David B. Galbraith was born in Lethbridge, Alberta, to Bruce V. Galbraith and Beth Heninger. As a young man, Galbraith served as a missionary in the Swiss-Austrian Mission for the Church of Jesus Christ of Latter.-day Saints Galbraith attended BYU, where he received a bachelor's degree in political science and a master's degree in international relations. He holds a doctorate in international relations from the Hebrew University of Jerusalem. His doctorate focused on Arab-Israeli relations and conflict resolution. Galbraith married Frieda Greta Lucile Kruger, a native of Amsterdam in the Netherlands. They first met in 1961 while he was living on a kibbutz and studying Hebrew. They are the parents of five children.

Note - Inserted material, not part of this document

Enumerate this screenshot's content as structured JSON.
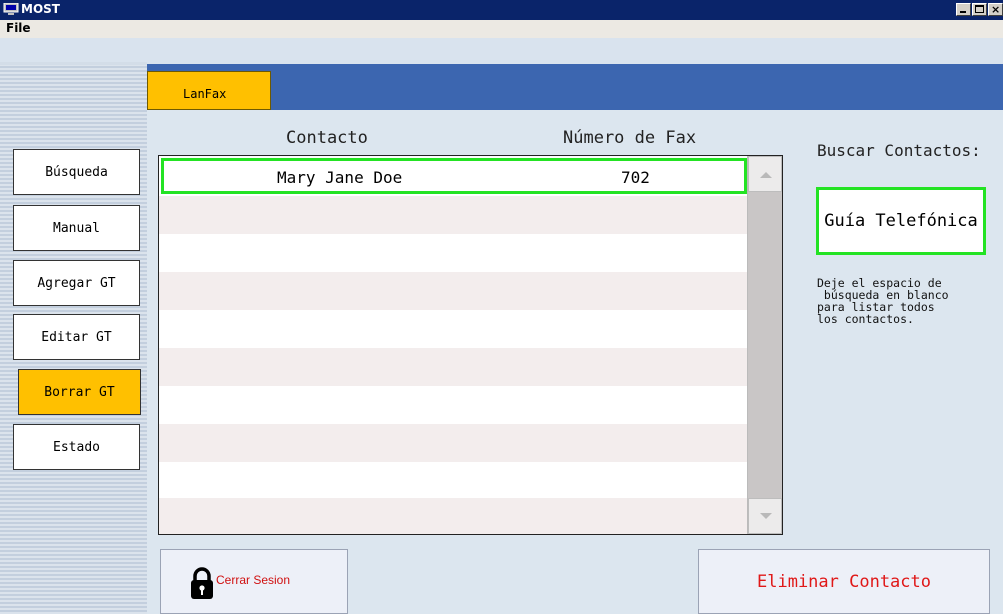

Galbraith spent much of his academic career in the Middle East. He lived there for a total of twenty years and was the director of the BYU Jerusalem Center for fifteen years, from its start as a small study abroad program in 1972 through its growth into a major program by the late 1980s. Galbraith has served in theChurch as a stake president, district president, and branch president. In 1972 Galbraith became the first branch president in Jerusalem. As such, he was closely involved with the requests that led to the approval of church meetings forbranches in Israel on Saturdays and the building of the Orson Hyde Memorial Garden. In these activities he worked closely with Harold B. Lee, Edwin Q. Cannon (who as president of the Church's Swiss Mission in 1972 had responsibility for the Church in Israel), Gordon B. Hinckley, and Howard W. Hunter. Galbraith served as president of the Bulgaria Sofia Mission from 2000 to 2003. When he arrived the mission only covered Bulgaria, but in September 2000 the mission was expanded to also include Serbia, Montenegro, and Turkey. He later served as president of the Church's Montreal Quebec Temple from 2009 to 2012.